|A fisherman is a person who engages in fishing, as recreation or as a
profession. Recreational fishing is basically for pleasure and may involve a
competition to see who can land the largest catch (total weight of fish
caught). Most forms of recreational fishing are carried out using a rod,
reel, line and hooks with various types of bait such as worms, maggots and,
dough or anything the fisherman, thinks will attract fish. Artificial bait
such as lures and flies are also used. Fishermen who engage in this type of
fishing are generally called anglers. Recreational fishing is also subject
to regulations and licensing laws, which vary from country to country.
Sport or big-game fishing is also recreational, but describes fishing from
boats to catch large fish including tuna, marlin and sharks. This sport
often involves the fisherman being strapped into a seat to prevent him being
Commercial fishing is totally different from recreational fishing and is one
of the world’s most dangerous occupations. Commercial fishermen have to
venture far out to sea, often for several days on end and under adverse
conditions.
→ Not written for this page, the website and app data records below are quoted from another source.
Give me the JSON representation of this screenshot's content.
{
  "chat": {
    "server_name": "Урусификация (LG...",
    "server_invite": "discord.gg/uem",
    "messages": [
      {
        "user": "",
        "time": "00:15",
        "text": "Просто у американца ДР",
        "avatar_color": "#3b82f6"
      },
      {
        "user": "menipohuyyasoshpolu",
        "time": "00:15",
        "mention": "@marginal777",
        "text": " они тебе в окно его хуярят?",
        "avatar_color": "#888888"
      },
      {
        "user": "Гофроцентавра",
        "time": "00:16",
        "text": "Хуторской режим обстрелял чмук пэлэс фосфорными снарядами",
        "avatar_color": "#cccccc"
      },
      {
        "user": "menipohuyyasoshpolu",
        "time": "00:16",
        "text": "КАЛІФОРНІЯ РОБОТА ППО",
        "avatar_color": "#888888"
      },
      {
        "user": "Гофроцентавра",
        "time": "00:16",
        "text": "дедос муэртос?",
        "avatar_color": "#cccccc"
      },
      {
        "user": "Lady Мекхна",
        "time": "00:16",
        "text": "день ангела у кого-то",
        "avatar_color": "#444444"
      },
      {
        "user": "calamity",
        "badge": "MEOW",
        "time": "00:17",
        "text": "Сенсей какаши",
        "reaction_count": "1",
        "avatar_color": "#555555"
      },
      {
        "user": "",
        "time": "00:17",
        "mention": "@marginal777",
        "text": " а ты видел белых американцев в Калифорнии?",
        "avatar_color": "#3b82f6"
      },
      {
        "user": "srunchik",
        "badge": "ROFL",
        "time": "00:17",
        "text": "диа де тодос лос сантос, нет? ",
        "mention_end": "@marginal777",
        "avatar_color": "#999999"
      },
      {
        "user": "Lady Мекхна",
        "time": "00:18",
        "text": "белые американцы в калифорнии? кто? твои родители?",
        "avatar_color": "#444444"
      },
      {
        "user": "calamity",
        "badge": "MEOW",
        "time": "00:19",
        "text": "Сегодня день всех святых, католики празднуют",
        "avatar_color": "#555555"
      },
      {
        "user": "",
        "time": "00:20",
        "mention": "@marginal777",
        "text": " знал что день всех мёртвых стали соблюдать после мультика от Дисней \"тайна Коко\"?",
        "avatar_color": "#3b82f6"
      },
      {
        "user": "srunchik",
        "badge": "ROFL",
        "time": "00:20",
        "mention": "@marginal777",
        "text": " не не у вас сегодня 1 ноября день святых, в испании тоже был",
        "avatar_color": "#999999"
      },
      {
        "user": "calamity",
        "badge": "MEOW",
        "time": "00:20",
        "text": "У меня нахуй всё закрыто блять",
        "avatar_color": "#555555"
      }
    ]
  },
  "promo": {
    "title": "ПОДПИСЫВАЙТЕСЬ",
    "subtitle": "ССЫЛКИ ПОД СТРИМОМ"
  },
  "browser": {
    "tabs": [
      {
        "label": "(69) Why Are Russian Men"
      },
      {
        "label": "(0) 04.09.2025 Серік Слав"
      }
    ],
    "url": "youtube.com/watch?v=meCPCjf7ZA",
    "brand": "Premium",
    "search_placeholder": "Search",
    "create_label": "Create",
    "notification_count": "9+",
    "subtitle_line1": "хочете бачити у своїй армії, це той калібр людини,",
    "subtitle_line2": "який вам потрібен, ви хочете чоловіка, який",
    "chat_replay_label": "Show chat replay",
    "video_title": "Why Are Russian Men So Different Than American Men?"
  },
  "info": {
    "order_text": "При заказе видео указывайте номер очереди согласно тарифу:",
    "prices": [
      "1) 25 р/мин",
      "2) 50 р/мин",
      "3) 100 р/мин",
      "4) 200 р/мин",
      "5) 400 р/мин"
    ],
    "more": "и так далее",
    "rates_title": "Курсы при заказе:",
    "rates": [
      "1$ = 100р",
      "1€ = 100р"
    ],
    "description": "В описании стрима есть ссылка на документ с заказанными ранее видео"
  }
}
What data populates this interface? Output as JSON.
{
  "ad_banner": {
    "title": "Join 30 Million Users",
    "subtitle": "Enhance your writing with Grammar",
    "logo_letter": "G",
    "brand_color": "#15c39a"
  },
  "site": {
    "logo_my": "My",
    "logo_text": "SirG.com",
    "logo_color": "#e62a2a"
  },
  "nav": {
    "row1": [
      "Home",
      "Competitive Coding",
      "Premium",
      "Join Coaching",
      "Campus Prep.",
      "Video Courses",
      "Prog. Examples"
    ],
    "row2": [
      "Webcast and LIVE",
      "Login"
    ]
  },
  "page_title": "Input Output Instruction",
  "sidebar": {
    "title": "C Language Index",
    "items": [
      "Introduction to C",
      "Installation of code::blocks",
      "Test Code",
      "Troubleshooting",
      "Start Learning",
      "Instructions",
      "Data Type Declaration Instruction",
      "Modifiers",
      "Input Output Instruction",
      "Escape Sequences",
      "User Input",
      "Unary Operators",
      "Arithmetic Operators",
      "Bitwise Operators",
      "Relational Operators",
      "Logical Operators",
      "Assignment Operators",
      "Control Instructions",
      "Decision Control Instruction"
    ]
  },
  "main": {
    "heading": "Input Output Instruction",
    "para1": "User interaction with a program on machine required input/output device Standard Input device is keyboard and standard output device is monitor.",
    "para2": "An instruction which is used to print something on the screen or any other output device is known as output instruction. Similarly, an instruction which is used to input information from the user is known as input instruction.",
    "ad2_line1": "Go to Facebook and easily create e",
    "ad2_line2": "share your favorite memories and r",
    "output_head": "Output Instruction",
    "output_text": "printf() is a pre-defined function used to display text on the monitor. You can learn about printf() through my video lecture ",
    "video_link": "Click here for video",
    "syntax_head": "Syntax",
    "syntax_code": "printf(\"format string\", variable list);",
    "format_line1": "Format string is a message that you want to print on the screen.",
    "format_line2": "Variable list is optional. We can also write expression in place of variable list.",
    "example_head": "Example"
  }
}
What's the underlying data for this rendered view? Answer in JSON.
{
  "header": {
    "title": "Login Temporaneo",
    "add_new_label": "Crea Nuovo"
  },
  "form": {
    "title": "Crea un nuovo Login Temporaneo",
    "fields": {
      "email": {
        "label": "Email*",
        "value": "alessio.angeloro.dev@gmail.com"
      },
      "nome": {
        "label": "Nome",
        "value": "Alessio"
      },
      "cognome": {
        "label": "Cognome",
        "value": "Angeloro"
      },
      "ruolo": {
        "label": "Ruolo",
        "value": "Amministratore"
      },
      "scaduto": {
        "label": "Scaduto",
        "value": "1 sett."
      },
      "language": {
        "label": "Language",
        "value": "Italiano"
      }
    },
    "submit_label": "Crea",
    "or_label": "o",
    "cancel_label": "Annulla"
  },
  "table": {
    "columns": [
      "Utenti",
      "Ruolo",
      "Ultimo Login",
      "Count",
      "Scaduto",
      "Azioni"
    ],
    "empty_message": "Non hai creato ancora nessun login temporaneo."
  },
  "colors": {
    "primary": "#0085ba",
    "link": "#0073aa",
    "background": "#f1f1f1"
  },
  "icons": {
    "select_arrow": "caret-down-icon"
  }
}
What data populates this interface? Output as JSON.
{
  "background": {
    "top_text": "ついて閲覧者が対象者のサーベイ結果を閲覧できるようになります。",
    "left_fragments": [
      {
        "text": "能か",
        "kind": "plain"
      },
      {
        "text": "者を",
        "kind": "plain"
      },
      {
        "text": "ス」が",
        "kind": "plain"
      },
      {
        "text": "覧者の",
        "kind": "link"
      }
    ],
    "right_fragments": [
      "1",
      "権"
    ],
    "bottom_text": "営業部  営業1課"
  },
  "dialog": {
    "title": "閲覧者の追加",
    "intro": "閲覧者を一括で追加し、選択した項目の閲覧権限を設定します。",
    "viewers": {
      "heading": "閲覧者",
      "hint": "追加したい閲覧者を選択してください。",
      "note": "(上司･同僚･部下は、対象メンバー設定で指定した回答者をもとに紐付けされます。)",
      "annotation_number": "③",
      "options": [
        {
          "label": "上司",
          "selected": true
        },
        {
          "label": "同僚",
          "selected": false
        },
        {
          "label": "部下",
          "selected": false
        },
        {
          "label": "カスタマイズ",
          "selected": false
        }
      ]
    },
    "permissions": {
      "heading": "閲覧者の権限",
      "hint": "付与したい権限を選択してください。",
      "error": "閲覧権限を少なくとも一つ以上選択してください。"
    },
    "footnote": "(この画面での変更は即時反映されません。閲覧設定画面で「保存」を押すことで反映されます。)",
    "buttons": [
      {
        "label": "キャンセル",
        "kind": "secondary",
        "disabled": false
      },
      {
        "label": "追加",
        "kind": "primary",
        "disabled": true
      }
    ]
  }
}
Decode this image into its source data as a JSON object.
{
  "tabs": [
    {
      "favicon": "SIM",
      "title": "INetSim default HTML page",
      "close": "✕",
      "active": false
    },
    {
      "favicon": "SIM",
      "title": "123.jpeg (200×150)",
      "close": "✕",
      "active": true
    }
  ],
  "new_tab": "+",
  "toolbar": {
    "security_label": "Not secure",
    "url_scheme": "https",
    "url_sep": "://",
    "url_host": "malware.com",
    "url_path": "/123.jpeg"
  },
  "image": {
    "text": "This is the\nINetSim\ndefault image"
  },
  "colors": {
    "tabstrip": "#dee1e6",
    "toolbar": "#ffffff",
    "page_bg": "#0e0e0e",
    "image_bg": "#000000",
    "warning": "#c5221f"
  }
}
Sought-after catches are not limited to fish but include seafood
such as prawns, squid, lobster etc.
Commercial fishing methods include:
Long lines, where up to 100 km of lines, with thousands of baited hooks, are
dragged along behind the boat or kept afloat overnight by buoys.
Gill nets, weighted at the bottom and held in a vertical position by buoys.
Fish are unable to see the net and become trapped by their gills or fins as
they try to escape.
||Purse seines, used primarily to catch tuna. The fishermen track the fish and
drop a net to surround the school of tuna, before drawing the edges of the
net together and trapping the fish.
Trawling involves dragging a huge bag-shaped net along the sea bed and
catching anything in its path.
Many of today’s sea-going fishing boats are very efficient floating
factories, processing tons of fish ready for the market place.
Unfortunately, whilst commercial fishermen are only out to catch fish that
are marketable, the above methods also catch and kill tens of thousands of
fish and other sea creatures with no commercial value. Overfishing has long
been a major concern. According to surveys carried out between 2000 and
2010, some 85% of the world’s oceans are seriously overfished, with only
about 10% of large fish such as tuna, marlin and swordfish now remaining.
Despite this, many governments continue to subsidise fishing fleets to
enable fishermen to sustain or even increase their activities.
Fishing quotas are issued by many governments to regulate fishing. These
quotas can be bought, sold and leased and generally regulate the total catch
allowed by weight over a certain period. However, there is a downside: fish
in the catch are often too small to meet regulations and must be thrown back
into the sea. Unfortunately by the time they reach the water, they are